In 1985, he was appointed coadjutor archbishop of La Serena. Two years later, he led the organising committee for St John Paul’s visit to Chile.
He became Archbishop of La Serena in 1990, and two years later Fr Manuel Hervia, a diocesan priest, made a formal complaint to the Chilean bishops’ conference, claiming he discovered Archbishop Cox engaged in sexual relations with a young man.
Following an investigation by the apostolic nunciature in Chile, Cox announced his resignation on April 16, 1997, at the age of 63.
Despite the serious nature of the allegations against him, Cox continued to play an active role in the Church. He was appointed in 1999 as president of the national commission overseeing the Jubilee Year celebrations and in March 2001 was part of the delegation representing the Chilean bishops at the Latin American bishops’ council, or CELAM, meeting in Colombia.
On the eve of the publication of an expose on Cox’s behavior in 2002, Cardinal Francisco Javier Errázuriz of Santiago, a longtime friend of Cox, said that “there were always rumors due to his distinct form of affection that was common among us. It was excessively expressive and that led to rumors by many people looking for a meaning behind it.”
Despite referring to the allegations against Archbishop Cox as “rumors,” Cardinal Errázuriz released a statement several days later asking forgiveness for those hurt by the retired archbishop’s actions.
The cardinal also cited Cox’s words to the faithful of his former diocese, “I ask forgiveness for this dark side within me and which is against the Gospel.”

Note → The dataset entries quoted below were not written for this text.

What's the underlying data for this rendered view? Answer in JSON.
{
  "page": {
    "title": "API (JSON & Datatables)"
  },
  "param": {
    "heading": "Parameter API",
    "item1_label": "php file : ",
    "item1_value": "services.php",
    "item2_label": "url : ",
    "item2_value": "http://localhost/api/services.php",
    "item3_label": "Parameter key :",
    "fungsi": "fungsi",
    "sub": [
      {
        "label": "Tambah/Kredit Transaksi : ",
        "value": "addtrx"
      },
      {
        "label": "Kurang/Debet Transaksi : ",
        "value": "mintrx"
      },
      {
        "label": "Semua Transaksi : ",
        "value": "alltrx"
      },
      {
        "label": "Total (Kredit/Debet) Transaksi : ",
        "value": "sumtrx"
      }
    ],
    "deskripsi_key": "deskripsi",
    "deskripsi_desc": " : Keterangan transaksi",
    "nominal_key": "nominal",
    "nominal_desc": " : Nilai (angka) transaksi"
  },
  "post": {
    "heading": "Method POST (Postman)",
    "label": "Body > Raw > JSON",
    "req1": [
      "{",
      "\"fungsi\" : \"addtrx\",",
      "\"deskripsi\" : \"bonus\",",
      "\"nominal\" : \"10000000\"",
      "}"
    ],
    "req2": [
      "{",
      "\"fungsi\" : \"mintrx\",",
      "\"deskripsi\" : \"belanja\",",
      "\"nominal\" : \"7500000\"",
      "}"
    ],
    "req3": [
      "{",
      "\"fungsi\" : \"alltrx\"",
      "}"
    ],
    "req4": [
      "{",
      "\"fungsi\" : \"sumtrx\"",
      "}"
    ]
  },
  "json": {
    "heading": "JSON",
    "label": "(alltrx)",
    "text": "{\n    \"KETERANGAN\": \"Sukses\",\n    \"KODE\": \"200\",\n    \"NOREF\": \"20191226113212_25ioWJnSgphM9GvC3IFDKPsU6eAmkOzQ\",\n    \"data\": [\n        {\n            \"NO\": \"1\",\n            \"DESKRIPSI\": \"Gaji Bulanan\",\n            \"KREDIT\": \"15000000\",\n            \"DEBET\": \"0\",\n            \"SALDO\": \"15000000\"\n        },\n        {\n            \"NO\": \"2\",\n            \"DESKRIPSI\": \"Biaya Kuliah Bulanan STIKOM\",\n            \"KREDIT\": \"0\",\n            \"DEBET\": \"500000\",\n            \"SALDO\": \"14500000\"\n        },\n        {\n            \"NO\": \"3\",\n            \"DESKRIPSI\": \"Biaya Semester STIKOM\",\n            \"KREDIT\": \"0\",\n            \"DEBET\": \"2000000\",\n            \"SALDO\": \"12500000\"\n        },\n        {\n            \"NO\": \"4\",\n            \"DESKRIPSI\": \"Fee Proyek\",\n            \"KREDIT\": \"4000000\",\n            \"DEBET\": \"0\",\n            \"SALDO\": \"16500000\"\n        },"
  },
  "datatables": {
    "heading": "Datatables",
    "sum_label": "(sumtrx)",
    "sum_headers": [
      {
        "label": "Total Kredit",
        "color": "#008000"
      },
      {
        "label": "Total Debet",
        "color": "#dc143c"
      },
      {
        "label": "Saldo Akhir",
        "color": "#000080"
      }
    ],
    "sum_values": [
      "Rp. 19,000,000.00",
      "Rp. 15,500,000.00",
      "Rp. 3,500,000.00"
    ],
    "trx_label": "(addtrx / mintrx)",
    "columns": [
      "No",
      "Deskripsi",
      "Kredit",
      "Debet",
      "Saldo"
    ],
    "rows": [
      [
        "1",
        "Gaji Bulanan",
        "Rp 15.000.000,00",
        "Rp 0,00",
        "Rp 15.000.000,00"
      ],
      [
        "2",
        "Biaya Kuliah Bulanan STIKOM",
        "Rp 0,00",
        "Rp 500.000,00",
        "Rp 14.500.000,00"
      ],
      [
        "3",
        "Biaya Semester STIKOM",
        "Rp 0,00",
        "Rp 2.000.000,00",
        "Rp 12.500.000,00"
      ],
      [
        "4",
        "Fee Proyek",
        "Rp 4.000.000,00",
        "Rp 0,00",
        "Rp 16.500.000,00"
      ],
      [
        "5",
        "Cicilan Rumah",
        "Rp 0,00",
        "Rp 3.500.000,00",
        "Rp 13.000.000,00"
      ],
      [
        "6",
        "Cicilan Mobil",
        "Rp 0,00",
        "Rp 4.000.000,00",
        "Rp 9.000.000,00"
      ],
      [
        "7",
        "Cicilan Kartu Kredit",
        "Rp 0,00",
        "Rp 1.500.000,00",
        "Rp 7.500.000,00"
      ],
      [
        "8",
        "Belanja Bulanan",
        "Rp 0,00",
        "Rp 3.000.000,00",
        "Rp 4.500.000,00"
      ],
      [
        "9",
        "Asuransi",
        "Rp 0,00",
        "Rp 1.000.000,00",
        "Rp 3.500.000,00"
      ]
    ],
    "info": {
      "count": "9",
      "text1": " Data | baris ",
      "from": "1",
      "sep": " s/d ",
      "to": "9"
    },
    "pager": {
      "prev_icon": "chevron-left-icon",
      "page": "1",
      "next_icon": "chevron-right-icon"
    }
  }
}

In 2012, after being diagnosed with cancer, Cox was transferred to Vallendar, Germany where the Schonstatt movement’s headquarters is located. He still resides there and is reportedly suffering from dementia.

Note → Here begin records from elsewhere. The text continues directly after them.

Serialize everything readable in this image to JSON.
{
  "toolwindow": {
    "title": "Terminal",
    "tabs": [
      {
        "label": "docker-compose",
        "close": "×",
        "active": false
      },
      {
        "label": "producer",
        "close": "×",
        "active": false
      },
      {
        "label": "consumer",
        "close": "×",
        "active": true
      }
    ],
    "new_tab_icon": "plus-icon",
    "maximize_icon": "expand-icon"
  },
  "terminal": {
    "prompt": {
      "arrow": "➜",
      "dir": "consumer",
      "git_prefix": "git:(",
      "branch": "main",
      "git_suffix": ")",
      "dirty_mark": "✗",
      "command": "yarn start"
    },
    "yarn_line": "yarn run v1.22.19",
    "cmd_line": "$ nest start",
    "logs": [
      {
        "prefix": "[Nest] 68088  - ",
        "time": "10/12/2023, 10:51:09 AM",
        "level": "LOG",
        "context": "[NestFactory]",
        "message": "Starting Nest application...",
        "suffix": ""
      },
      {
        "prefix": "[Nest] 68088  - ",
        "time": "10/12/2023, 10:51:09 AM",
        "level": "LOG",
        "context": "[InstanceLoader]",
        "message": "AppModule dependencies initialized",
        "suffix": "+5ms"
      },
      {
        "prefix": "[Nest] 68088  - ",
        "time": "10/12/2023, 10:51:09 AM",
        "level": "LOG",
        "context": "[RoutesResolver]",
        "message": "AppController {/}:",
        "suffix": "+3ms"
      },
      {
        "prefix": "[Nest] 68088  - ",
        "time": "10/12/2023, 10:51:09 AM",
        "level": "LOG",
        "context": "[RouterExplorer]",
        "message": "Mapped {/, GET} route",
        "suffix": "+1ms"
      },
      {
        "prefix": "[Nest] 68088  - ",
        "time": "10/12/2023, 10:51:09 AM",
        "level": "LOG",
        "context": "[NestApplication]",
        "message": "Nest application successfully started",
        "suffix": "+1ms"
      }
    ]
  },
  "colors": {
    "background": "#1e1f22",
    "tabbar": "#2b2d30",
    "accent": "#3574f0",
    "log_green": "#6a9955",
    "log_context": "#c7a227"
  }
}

The Vatican said Cox will “continue to be a part of the Institute of the Schonstatt Fathers.”
Former Bishop Órdenes was appointed to lead the Diocese of Iquique in 2006 by Pope Benedict XVI, making him the youngest bishop in Chile at the time.
Nearly six years later, Bishop Órdenes became the subject of an investigation by the apostolic nunciature in Chile after an accusation of sexual abuse was made against him in April 2012.
Rodrigo Pino later announced publicly that he was the person who had reported the abuse by Órdenes; Pino alleged the abuse occurred in 1997 when was 15 years old.
Pino claimed it turned into a romantic relationship and that he reported his accusation to authorities in 2008 and then to the nunciature in 2012 after he learned that another minor had made an accusation of abuse against Órdenes in 2009.
Prosecutors in Iquique confirmed on October 2, 2012, that the accusation was made but was closed due to lack of evidence.
Pino also produced a recording of a conversation he allegedly had with Órdenes, confronting him about the alleged abuse of the second victim.
In the recording, a voice attributed to Órdenes told Pino, “I experienced affection with you, I felt I was loving you,” while the relationship with the other minor “was just an arousal.”
In an interview in 2012 with the Chilean newspaper La Tercera, then-Bishop Órdenes acknowledged “having had an imprudent act with him, of which I repent and I asked for forgiveness in that moment.”
“It was an isolated situation,” he said. “But I did maintain with him an affectionate bond, of care, of trying to help him in many difficult personal situations which I should not speak about because they are his (situations).”
However, Órdenes claimed that it “wasn’t with a minor,” saying Pino was 17 years old at the time of the alleged abuse.
Three days after his interview, his resignation was accepted by Pope Benedict.
The charges against him were dismissed in Chile and an appeals court upheld the decision in 2018, stating that it was not possible to “verify the events reported in December 2008.”
The Vatican said that both former bishops were notified of the Pope’s decision by the Congregation for the Doctrine of the Faith through “their respective superiors in their respective residences.